* **EXTRACTED INFORMATION**:
※

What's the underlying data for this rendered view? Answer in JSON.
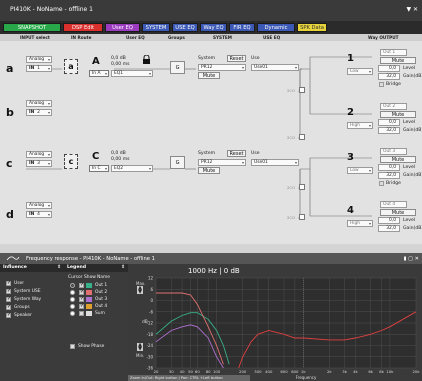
{
  "window": {
    "title": "PI410K - NoName - offline 1",
    "controls": "▼ ✕"
  },
  "tabs": [
    {
      "label": "SNAPSHOT",
      "color": "#29a84a"
    },
    {
      "label": "DSP Edit",
      "color": "#d9302e"
    },
    {
      "label": "User EQ",
      "color": "#9b3cbf"
    },
    {
      "label": "SYSTEM",
      "color": "#3b59b5"
    },
    {
      "label": "USE EQ",
      "color": "#3b59b5"
    },
    {
      "label": "Way EQ",
      "color": "#3b59b5"
    },
    {
      "label": "FIR EQ",
      "color": "#3b59b5"
    },
    {
      "label": "Dynamic",
      "color": "#3b59b5"
    },
    {
      "label": "SPK Data",
      "color": "#e7d43a"
    }
  ],
  "columns": {
    "input_select": "INPUT select",
    "in_route": "IN Route",
    "user_eq": "User EQ",
    "groups": "Groups",
    "system": "SYSTEM",
    "use_eq": "USE EQ",
    "way_output": "Way OUTPUT"
  },
  "inputs": [
    {
      "letter": "a",
      "type": "Analog",
      "in": "IN",
      "ch": "1"
    },
    {
      "letter": "b",
      "type": "Analog",
      "in": "IN",
      "ch": "2"
    },
    {
      "letter": "c",
      "type": "Analog",
      "in": "IN",
      "ch": "3"
    },
    {
      "letter": "d",
      "type": "Analog",
      "in": "IN",
      "ch": "4"
    }
  ],
  "routes": [
    {
      "left": "a",
      "right": "A",
      "gain": "0,0 dB",
      "delay": "0,00 ms",
      "tag": "In A",
      "eq": "EQ1",
      "locked": true
    },
    {
      "left": "c",
      "right": "C",
      "gain": "0,0 dB",
      "delay": "0,00 ms",
      "tag": "In C",
      "eq": "EQ2",
      "locked": false
    }
  ],
  "groups": [
    {
      "label": "G"
    },
    {
      "label": "G"
    }
  ],
  "systems": [
    {
      "label": "System",
      "reset": "Reset",
      "value": "PR12",
      "mute": "Mute",
      "use": "Use",
      "use_value": "Use01"
    },
    {
      "label": "System",
      "reset": "Reset",
      "value": "PR12",
      "mute": "Mute",
      "use": "Use",
      "use_value": "Use01"
    }
  ],
  "xover": [
    "2CO",
    "2CO",
    "2CO",
    "2CO"
  ],
  "outputs": [
    {
      "num": "1",
      "name": "Out 1",
      "mute": "Mute",
      "way": "Low",
      "level": "0,0",
      "level_label": "Level",
      "gain": "32,0",
      "gain_label": "Gain(dB)",
      "bridge": "Bridge"
    },
    {
      "num": "2",
      "name": "Out 2",
      "mute": "Mute",
      "way": "High",
      "level": "0,0",
      "level_label": "Level",
      "gain": "32,0",
      "gain_label": "Gain(dB)",
      "bridge": ""
    },
    {
      "num": "3",
      "name": "Out 3",
      "mute": "Mute",
      "way": "Low",
      "level": "0,0",
      "level_label": "Level",
      "gain": "32,0",
      "gain_label": "Gain(dB)",
      "bridge": "Bridge"
    },
    {
      "num": "4",
      "name": "Out 4",
      "mute": "Mute",
      "way": "High",
      "level": "0,0",
      "level_label": "Level",
      "gain": "32,0",
      "gain_label": "Gain(dB)",
      "bridge": ""
    }
  ],
  "freq": {
    "title": "Frequency response - PI410K - NoName - offline 1",
    "header_controls": "▮ ▢ ✕",
    "influence_title": "Influence",
    "influence": [
      {
        "label": "User",
        "checked": true
      },
      {
        "label": "System USE",
        "checked": true
      },
      {
        "label": "System Way",
        "checked": true
      },
      {
        "label": "Groups",
        "checked": true
      },
      {
        "label": "Speaker",
        "checked": true
      }
    ],
    "legend_title": "Legend",
    "legend_cols": {
      "cursor": "Cursor",
      "show": "Show",
      "name": "Name"
    },
    "legend": [
      {
        "name": "Out 1",
        "color": "#38b08a",
        "cursor": true,
        "show": true
      },
      {
        "name": "Out 2",
        "color": "#e07070",
        "cursor": false,
        "show": true
      },
      {
        "name": "Out 3",
        "color": "#b070d0",
        "cursor": false,
        "show": true
      },
      {
        "name": "Out 4",
        "color": "#e0a030",
        "cursor": false,
        "show": true
      },
      {
        "name": "Sum",
        "color": "#dddddd",
        "cursor": false,
        "show": false
      }
    ],
    "show_phase": "Show Phase",
    "readout": "1000 Hz | 0 dB",
    "max_label": "Max.",
    "min_label": "Min.",
    "db_label": "dB",
    "y_ticks": [
      "12",
      "6",
      "0",
      "-6",
      "-12",
      "-18",
      "-24",
      "-30",
      "-36"
    ],
    "x_ticks": [
      "20",
      "30",
      "40",
      "50",
      "60",
      "80",
      "100",
      "200",
      "300",
      "400",
      "600",
      "800",
      "1k",
      "2k",
      "3k",
      "4k",
      "6k",
      "8k",
      "10k",
      "20k"
    ],
    "x_label": "Frequency",
    "footer": "Zoom In/Out: Right button | Pan: CTRL +Left button"
  },
  "chart_data": {
    "type": "line",
    "title": "1000 Hz | 0 dB",
    "xlabel": "Frequency",
    "ylabel": "dB",
    "x_scale": "log",
    "xlim": [
      20,
      20000
    ],
    "ylim": [
      -36,
      12
    ],
    "series": [
      {
        "name": "Out 1",
        "color": "#38b08a",
        "points": [
          [
            20,
            -18
          ],
          [
            30,
            -11
          ],
          [
            40,
            -8
          ],
          [
            50,
            -6.5
          ],
          [
            60,
            -6.5
          ],
          [
            80,
            -10
          ],
          [
            100,
            -16
          ],
          [
            120,
            -24
          ],
          [
            140,
            -34
          ]
        ]
      },
      {
        "name": "Out 2",
        "color": "#e07070",
        "points": [
          [
            20,
            4
          ],
          [
            30,
            4
          ],
          [
            40,
            4
          ],
          [
            50,
            3
          ],
          [
            60,
            -2
          ],
          [
            80,
            -14
          ],
          [
            100,
            -24
          ],
          [
            120,
            -34
          ]
        ]
      },
      {
        "name": "Out 3",
        "color": "#b070d0",
        "points": [
          [
            20,
            -22
          ],
          [
            30,
            -16
          ],
          [
            40,
            -14
          ],
          [
            50,
            -13
          ],
          [
            60,
            -14
          ],
          [
            80,
            -20
          ],
          [
            100,
            -30
          ],
          [
            120,
            -36
          ]
        ]
      },
      {
        "name": "Out 4",
        "color": "#e04040",
        "points": [
          [
            180,
            -36
          ],
          [
            200,
            -30
          ],
          [
            250,
            -22
          ],
          [
            300,
            -18
          ],
          [
            400,
            -16
          ],
          [
            600,
            -18
          ],
          [
            800,
            -20
          ],
          [
            1000,
            -20
          ],
          [
            2000,
            -21
          ],
          [
            3000,
            -21
          ],
          [
            4000,
            -20
          ],
          [
            6000,
            -18
          ],
          [
            8000,
            -16
          ],
          [
            10000,
            -14
          ],
          [
            20000,
            -6
          ]
        ]
      }
    ]
  }
}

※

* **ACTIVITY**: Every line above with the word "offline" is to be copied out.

* **RESULT OF THIS EXERCISE**:
    "title": "PI410K - NoName - offline 1",
    "title": "Frequency response - PI410K - NoName - offline 1",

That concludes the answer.